*** Begin section ***
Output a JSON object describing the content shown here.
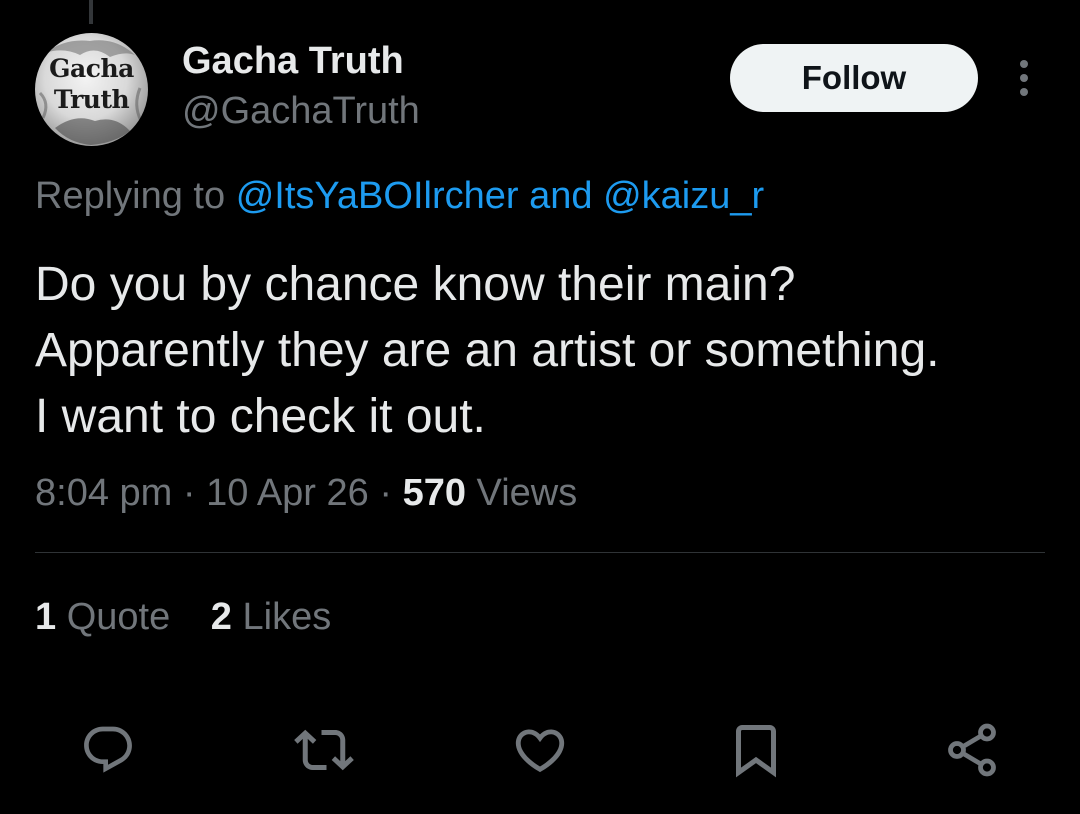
{
  "tweet": {
    "author": {
      "display_name": "Gacha Truth",
      "handle": "@GachaTruth",
      "avatar_line1": "Gacha",
      "avatar_line2": "Truth"
    },
    "follow_label": "Follow",
    "more_icon": "more-vertical-icon",
    "reply_prefix": "Replying to",
    "reply_mention_1": "@ItsYaBOIlrcher",
    "reply_joiner": "and",
    "reply_mention_2": "@kaizu_r",
    "text_lines": [
      "Do you by chance know their main?",
      "Apparently they are an artist or something.",
      "I want to check it out."
    ],
    "time": "8:04 pm",
    "date": "10 Apr 26",
    "separator": "·",
    "views_count": "570",
    "views_label": "Views",
    "quotes_count": "1",
    "quotes_label": "Quote",
    "likes_count": "2",
    "likes_label": "Likes"
  },
  "actions": [
    {
      "icon": "reply-icon"
    },
    {
      "icon": "retweet-icon"
    },
    {
      "icon": "like-heart-icon"
    },
    {
      "icon": "bookmark-icon"
    },
    {
      "icon": "share-icon"
    }
  ],
  "colors": {
    "background": "#000000",
    "primary_text": "#e7e9ea",
    "secondary_text": "#71767b",
    "link": "#1d9bf0",
    "follow_bg": "#eff3f4",
    "divider": "#2f3336"
  }
}
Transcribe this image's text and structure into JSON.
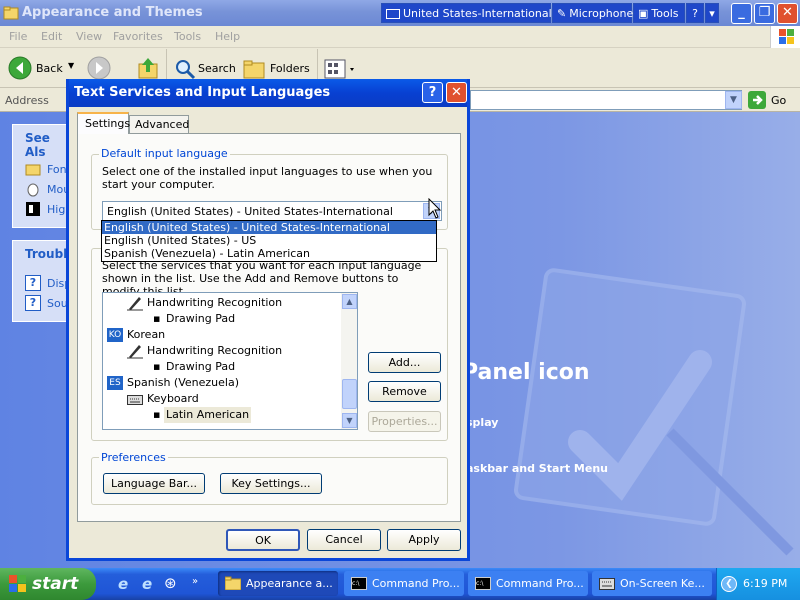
{
  "window": {
    "title": "Appearance and Themes"
  },
  "language_bar": {
    "language": "United States-International",
    "microphone": "Microphone",
    "tools": "Tools",
    "help": "?"
  },
  "menu": [
    "File",
    "Edit",
    "View",
    "Favorites",
    "Tools",
    "Help"
  ],
  "toolbar": {
    "back": "Back",
    "search": "Search",
    "folders": "Folders"
  },
  "address": {
    "label": "Address",
    "go": "Go"
  },
  "sidebar": {
    "see_also": {
      "title": "See Als",
      "items": [
        "Fon",
        "Mou",
        "High"
      ]
    },
    "troubleshooters": {
      "title": "Trouble",
      "items": [
        "Disp",
        "Sou"
      ]
    }
  },
  "background": {
    "heading": "Panel icon",
    "link1": "splay",
    "link2": "askbar and Start Menu"
  },
  "dialog": {
    "title": "Text Services and Input Languages",
    "tabs": [
      "Settings",
      "Advanced"
    ],
    "default_group": {
      "legend": "Default input language",
      "description": "Select one of the installed input languages to use when you start your computer.",
      "selected": "English (United States) - United States-International"
    },
    "dropdown_options": [
      "English (United States) - United States-International",
      "English (United States) - US",
      "Spanish (Venezuela) - Latin American"
    ],
    "services_group": {
      "description": "Select the services that you want for each input language shown in the list. Use the Add and Remove buttons to modify this list."
    },
    "tree": [
      {
        "level": 1,
        "icon": "pen",
        "label": "Handwriting Recognition"
      },
      {
        "level": 2,
        "icon": "bullet",
        "label": "Drawing Pad"
      },
      {
        "level": 0,
        "icon": "KO",
        "label": "Korean"
      },
      {
        "level": 1,
        "icon": "pen",
        "label": "Handwriting Recognition"
      },
      {
        "level": 2,
        "icon": "bullet",
        "label": "Drawing Pad"
      },
      {
        "level": 0,
        "icon": "ES",
        "label": "Spanish (Venezuela)"
      },
      {
        "level": 1,
        "icon": "keyboard",
        "label": "Keyboard"
      },
      {
        "level": 2,
        "icon": "bullet",
        "label": "Latin American"
      }
    ],
    "buttons": {
      "add": "Add...",
      "remove": "Remove",
      "properties": "Properties..."
    },
    "preferences": {
      "legend": "Preferences",
      "language_bar": "Language Bar...",
      "key_settings": "Key Settings..."
    },
    "footer": {
      "ok": "OK",
      "cancel": "Cancel",
      "apply": "Apply"
    }
  },
  "taskbar": {
    "start": "start",
    "tasks": [
      "Appearance a...",
      "Command Pro...",
      "Command Pro...",
      "On-Screen Ke..."
    ],
    "clock": "6:19 PM"
  }
}
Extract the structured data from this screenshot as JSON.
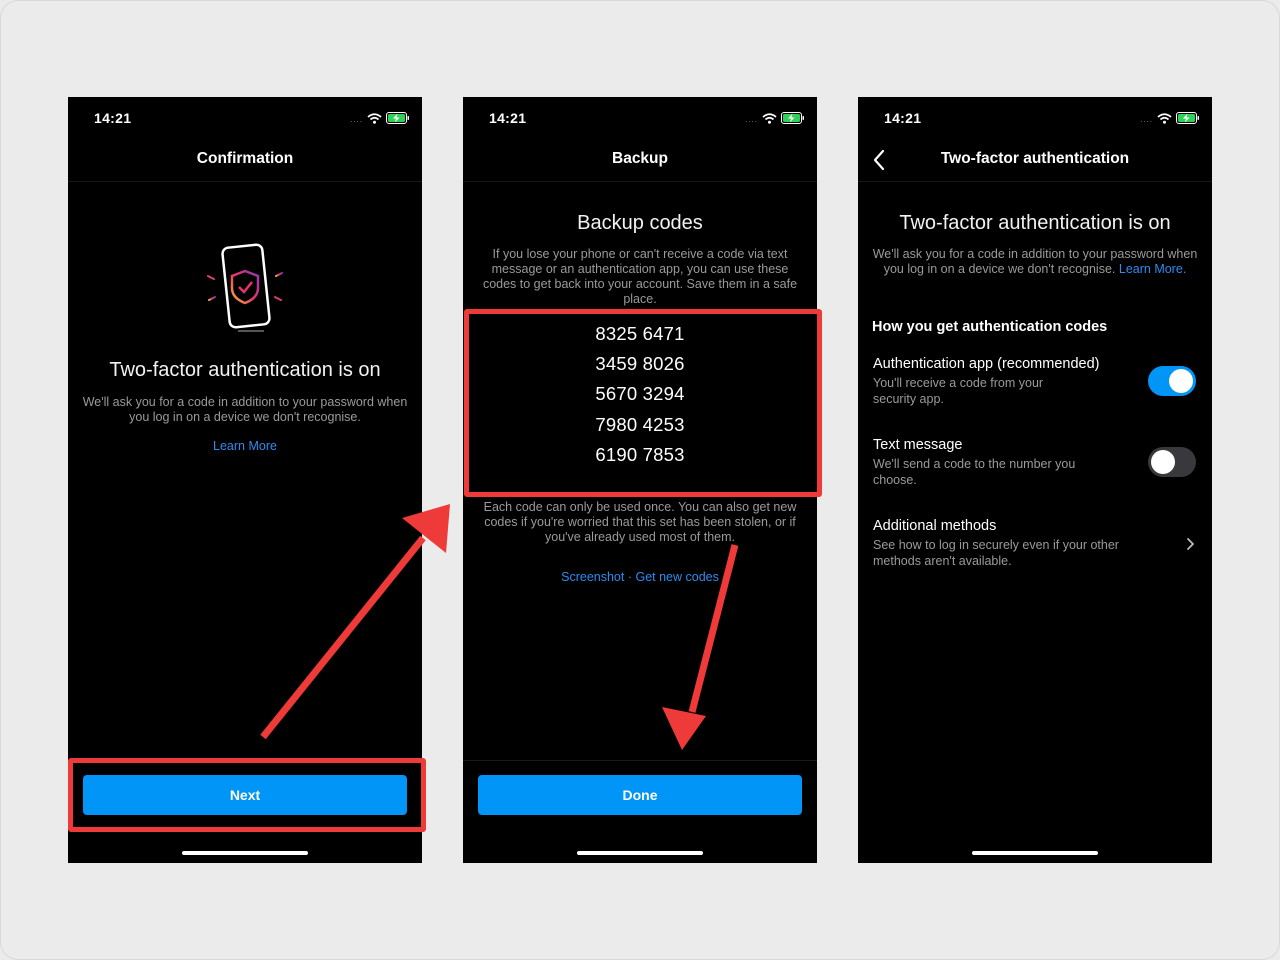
{
  "status": {
    "time": "14:21",
    "dots": "...."
  },
  "screen1": {
    "title": "Confirmation",
    "heading": "Two-factor authentication is on",
    "body": "We'll ask you for a code in addition to your password when you log in on a device we don't recognise.",
    "link": "Learn More",
    "button": "Next"
  },
  "screen2": {
    "title": "Backup",
    "heading": "Backup codes",
    "body": "If you lose your phone or can't receive a code via text message or an authentication app, you can use these codes to get back into your account. Save them in a safe place.",
    "codes": [
      "8325 6471",
      "3459 8026",
      "5670 3294",
      "7980 4253",
      "6190 7853"
    ],
    "note": "Each code can only be used once. You can also get new codes if you're worried that this set has been stolen, or if you've already used most of them.",
    "link_screenshot": "Screenshot",
    "link_separator": " · ",
    "link_new": "Get new codes",
    "button": "Done"
  },
  "screen3": {
    "title": "Two-factor authentication",
    "heading": "Two-factor authentication is on",
    "body": "We'll ask you for a code in addition to your password when you log in on a device we don't recognise.",
    "link": "Learn More",
    "link_suffix": ".",
    "section": "How you get authentication codes",
    "options": [
      {
        "title": "Authentication app (recommended)",
        "desc": "You'll receive a code from your security app.",
        "enabled": true
      },
      {
        "title": "Text message",
        "desc": "We'll send a code to the number you choose.",
        "enabled": false
      },
      {
        "title": "Additional methods",
        "desc": "See how to log in securely even if your other methods aren't available."
      }
    ]
  },
  "colors": {
    "accent": "#0095f6",
    "link": "#2d8cf0",
    "highlight": "#ee3a38",
    "background": "#000000"
  },
  "icons": [
    "wifi-icon",
    "battery-charging-icon",
    "back-chevron-icon",
    "phone-shield-illustration",
    "chevron-right-icon"
  ]
}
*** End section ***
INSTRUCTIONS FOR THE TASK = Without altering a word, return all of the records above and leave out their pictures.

EXERCISE RESULT =
Output a JSON object describing the content shown here.
{
  "tweet": {
    "author": {
      "display_name": "Gacha Truth",
      "handle": "@GachaTruth",
      "avatar_line1": "Gacha",
      "avatar_line2": "Truth"
    },
    "follow_label": "Follow",
    "more_icon": "more-vertical-icon",
    "reply_prefix": "Replying to",
    "reply_mention_1": "@ItsYaBOIlrcher",
    "reply_joiner": "and",
    "reply_mention_2": "@kaizu_r",
    "text_lines": [
      "Do you by chance know their main?",
      "Apparently they are an artist or something.",
      "I want to check it out."
    ],
    "time": "8:04 pm",
    "date": "10 Apr 26",
    "separator": "·",
    "views_count": "570",
    "views_label": "Views",
    "quotes_count": "1",
    "quotes_label": "Quote",
    "likes_count": "2",
    "likes_label": "Likes"
  },
  "actions": [
    {
      "icon": "reply-icon"
    },
    {
      "icon": "retweet-icon"
    },
    {
      "icon": "like-heart-icon"
    },
    {
      "icon": "bookmark-icon"
    },
    {
      "icon": "share-icon"
    }
  ],
  "colors": {
    "background": "#000000",
    "primary_text": "#e7e9ea",
    "secondary_text": "#71767b",
    "link": "#1d9bf0",
    "follow_bg": "#eff3f4",
    "divider": "#2f3336"
  }
}
Transcribe this image's text and structure into JSON.
{
  "window": {
    "title": "Appearance and Themes"
  },
  "language_bar": {
    "language": "United States-International",
    "microphone": "Microphone",
    "tools": "Tools",
    "help": "?"
  },
  "menu": [
    "File",
    "Edit",
    "View",
    "Favorites",
    "Tools",
    "Help"
  ],
  "toolbar": {
    "back": "Back",
    "search": "Search",
    "folders": "Folders"
  },
  "address": {
    "label": "Address",
    "go": "Go"
  },
  "sidebar": {
    "see_also": {
      "title": "See Als",
      "items": [
        "Fon",
        "Mou",
        "High"
      ]
    },
    "troubleshooters": {
      "title": "Trouble",
      "items": [
        "Disp",
        "Sou"
      ]
    }
  },
  "background": {
    "heading": "Panel icon",
    "link1": "splay",
    "link2": "askbar and Start Menu"
  },
  "dialog": {
    "title": "Text Services and Input Languages",
    "tabs": [
      "Settings",
      "Advanced"
    ],
    "default_group": {
      "legend": "Default input language",
      "description": "Select one of the installed input languages to use when you start your computer.",
      "selected": "English (United States) - United States-International"
    },
    "dropdown_options": [
      "English (United States) - United States-International",
      "English (United States) - US",
      "Spanish (Venezuela) - Latin American"
    ],
    "services_group": {
      "description": "Select the services that you want for each input language shown in the list. Use the Add and Remove buttons to modify this list."
    },
    "tree": [
      {
        "level": 1,
        "icon": "pen",
        "label": "Handwriting Recognition"
      },
      {
        "level": 2,
        "icon": "bullet",
        "label": "Drawing Pad"
      },
      {
        "level": 0,
        "icon": "KO",
        "label": "Korean"
      },
      {
        "level": 1,
        "icon": "pen",
        "label": "Handwriting Recognition"
      },
      {
        "level": 2,
        "icon": "bullet",
        "label": "Drawing Pad"
      },
      {
        "level": 0,
        "icon": "ES",
        "label": "Spanish (Venezuela)"
      },
      {
        "level": 1,
        "icon": "keyboard",
        "label": "Keyboard"
      },
      {
        "level": 2,
        "icon": "bullet",
        "label": "Latin American"
      }
    ],
    "buttons": {
      "add": "Add...",
      "remove": "Remove",
      "properties": "Properties..."
    },
    "preferences": {
      "legend": "Preferences",
      "language_bar": "Language Bar...",
      "key_settings": "Key Settings..."
    },
    "footer": {
      "ok": "OK",
      "cancel": "Cancel",
      "apply": "Apply"
    }
  },
  "taskbar": {
    "start": "start",
    "tasks": [
      "Appearance a...",
      "Command Pro...",
      "Command Pro...",
      "On-Screen Ke..."
    ],
    "clock": "6:19 PM"
  }
}
Extract the structured data from this screenshot as JSON.
{
  "status": {
    "time": "14:21",
    "dots": "...."
  },
  "screen1": {
    "title": "Confirmation",
    "heading": "Two-factor authentication is on",
    "body": "We'll ask you for a code in addition to your password when you log in on a device we don't recognise.",
    "link": "Learn More",
    "button": "Next"
  },
  "screen2": {
    "title": "Backup",
    "heading": "Backup codes",
    "body": "If you lose your phone or can't receive a code via text message or an authentication app, you can use these codes to get back into your account. Save them in a safe place.",
    "codes": [
      "8325 6471",
      "3459 8026",
      "5670 3294",
      "7980 4253",
      "6190 7853"
    ],
    "note": "Each code can only be used once. You can also get new codes if you're worried that this set has been stolen, or if you've already used most of them.",
    "link_screenshot": "Screenshot",
    "link_separator": " · ",
    "link_new": "Get new codes",
    "button": "Done"
  },
  "screen3": {
    "title": "Two-factor authentication",
    "heading": "Two-factor authentication is on",
    "body": "We'll ask you for a code in addition to your password when you log in on a device we don't recognise.",
    "link": "Learn More",
    "link_suffix": ".",
    "section": "How you get authentication codes",
    "options": [
      {
        "title": "Authentication app (recommended)",
        "desc": "You'll receive a code from your security app.",
        "enabled": true
      },
      {
        "title": "Text message",
        "desc": "We'll send a code to the number you choose.",
        "enabled": false
      },
      {
        "title": "Additional methods",
        "desc": "See how to log in securely even if your other methods aren't available."
      }
    ]
  },
  "colors": {
    "accent": "#0095f6",
    "link": "#2d8cf0",
    "highlight": "#ee3a38",
    "background": "#000000"
  },
  "icons": [
    "wifi-icon",
    "battery-charging-icon",
    "back-chevron-icon",
    "phone-shield-illustration",
    "chevron-right-icon"
  ]
}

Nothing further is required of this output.